A Rose Garden Sheltered-in-Place

By Diane Coleman, NRS Consulting Rosarian, and John Wendler, NRS 2020 Co-president


During the COVID-19 pandemic in the spring of 2020, most of the Nashville Rose Society members followed the Tennessee governor’s and the Nashville mayor’s orders to shelter-in-place. For most of us, this gave us more time to enjoy the company of our gardens. We were able to tend to our roses during a time when they need so much attention – uncovering mulch, pruning, feeding and watering, as well as weeding.

Abiding by the government official’s orders, Cheekwood Estate and Gardens was closed to the public in March, which included the volunteers who tend to the Rose Study Garden. The Garden had to shelter-in-place all alone. The roses in the garden depended on the heavens for rain (which fortunately we did have plenty), but they did not get pruned (other than what the deer helped with), mulched or fertilized.

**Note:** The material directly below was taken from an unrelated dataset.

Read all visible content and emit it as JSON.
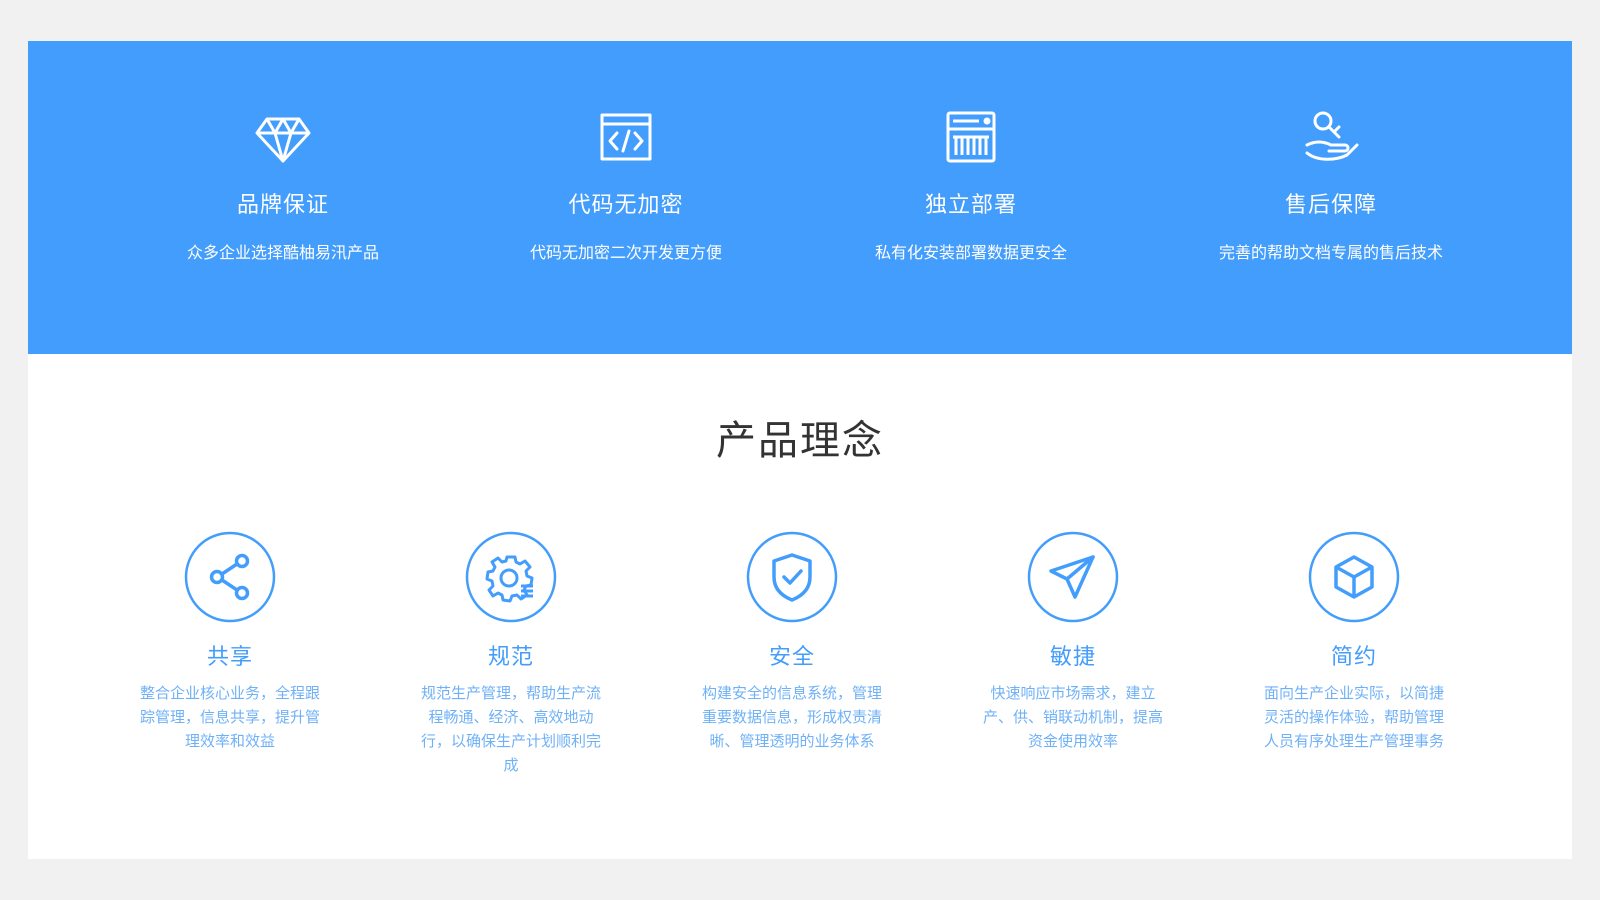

The Cheekwood Rose Study Garden after being weeded, but before pruning.
In June, Cheekwood was finally able to allow a limited number of volunteers into the Garden to start working. On June 1, Bob Bowen, Rose Study Garden Manager, and Ron Daniels, NRS 2020 Co-president, began the weeding and cleanup process. Imagine what your garden would look like by June if it had not been tended to all spring.

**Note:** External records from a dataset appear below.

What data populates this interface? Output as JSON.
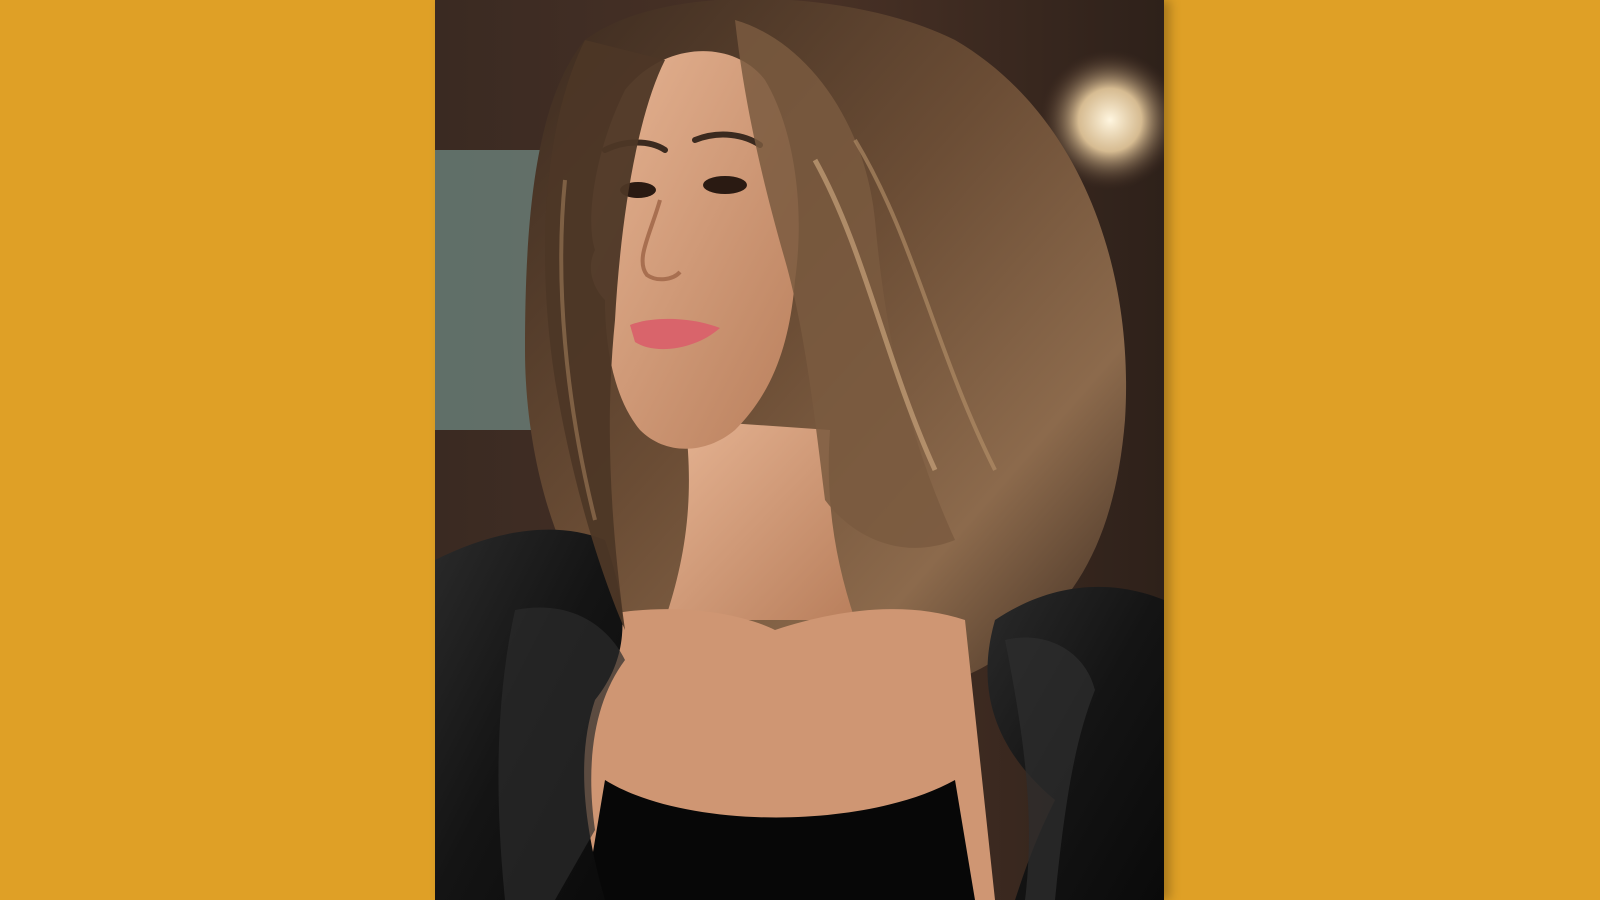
{
  "canvas": {
    "background_color": "#DFA026"
  },
  "photo": {
    "subject": "portrait-of-smiling-woman",
    "colors": {
      "background_dark": "#2a1c15",
      "background_warm": "#4a3226",
      "window_teal": "#7fa7a3",
      "lamp_glow": "#fff2d6",
      "hair_dark": "#3b2a1f",
      "hair_mid": "#6b4d35",
      "hair_highlight": "#b8926a",
      "skin": "#d9a37f",
      "skin_shadow": "#b97f5c",
      "lips": "#d9646b",
      "jacket": "#141414",
      "jacket_sheen": "#3a3a3a",
      "top": "#070707"
    }
  }
}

Ron indicated that in over twenty-five years of growing roses, he had never experienced a situation were a rose garden had no work done until early June. The plants themselves were overgrown to the point that you could not walk between many of them. There were few blooms, and because no deadheading had been performed, the spent blooms had gone to seed.

On June 8, nine volunteers worked a total of 32 1/2 hours in the garden. As fate would have it, it was one of the hottest days of the year, with a heat index close to 100 degrees.

During the course of the workday, the roses were aggressively pruned with cordless hedge trimmers. Bob got up on the roof of the storage building to prune the climbers. Mulch was added, the roses were fertilized, and the automatic drip irrigation system was set up to run. Out of over fifty roses, only a couple of bushes did not make it through the winter and had to be replaced.

Cheekwood Rose Study Garden after weeding, pruning, and mulching.
And as all gardeners know, it takes twice as long to do the clean up as it takes to do the gardening. Because the roses were cut back so dramatically, the biggest and most time consuming challenge was raking up and disposing of all the canes. Initially, a tarp was used to pull the canes over to a dumpster, but it did not take long before the dumpster was full. After that, the canes were chopped up to fit into large lawn/trash bags and the Cheekwood garden staff disposed of them.

A new irrigation system was installed.

Ron Daniels’ mantra is “Water, Water, Water” – roses must have water. The next week, June 17, volunteers installed a new irrigation system to ensure that the Garden is properly watered. The Orbit B-hyve Wi-Fi sprinkler timer uses a programmable timer with the remote Wi-Fi capabilities allowing the Garden managers to control the timer with their Android or iOS app, or from their computer. It also can be set up to adjust watering based on local weather to avoid water waste and deliver the right amount of water to the roses.

Now that the Rose Study Garden has been pruned, fertilized, mulched and is getting properly watered, it is on it’s way to recovering from the spring of neglect. Roses are resilient, but they do require attention to produce the beautiful flowers that we love. The Garden will soon rebound with an abundance of roses that we are used to seeing.

Stay tuned… This article will be updated with photos of the blooms that the Garden will produce this year, even after such a traumatic beginning.

Our thanks go out to the brave souls who survived the heat to get the Garden on its road to recovery:

Bob Bowen
Ron Daniels
John Wendler
Sandra Frank
Julie Walski
Christina Cargill
Leslie Ruder
Jill Garabedian

June 7 – NRS First Virtual Meeting!


Let’s talk about roses! It seems like forever since our March meeting, and rose lovers love to talk about and share rose information. So let’s do it!

For the June 7, 2020, monthly meeting beginning at 2:00 pm, we are planning to have a virtual meeting using the GoToMeeting app. The meeting will include a and update on the NRS planned activities, a discussion on rose care, and a virtual tour of Ron Daniels’ garden – always a delight!

More information on how to log into GoToMeeting, please see Marty Riech’s email to the NRS members.

(Notice how the GoToMeeting logo is shaped like a flower?)

Taking Care of Your Knock Out Roses

By Diane Coleman, NRS Consulting Rosarian

What are Knock Out© Roses?

Arrangement of Knock Out Roses
Knock Out© Rose is a shrub rose bred by American rose grower, William Radler in 1989, and introduced into the United States by Star Roses and Plants in 2000. It was named an All-America Rose Selections winner in 2000 and was one of the bestselling roses of the year. The rose was found to be extremely disease-resistant, drought-tolerant and ever-blooming. The ideal rose for both new and seasoned gardeners.

Continue reading “Taking Care of Your Knock Out Roses”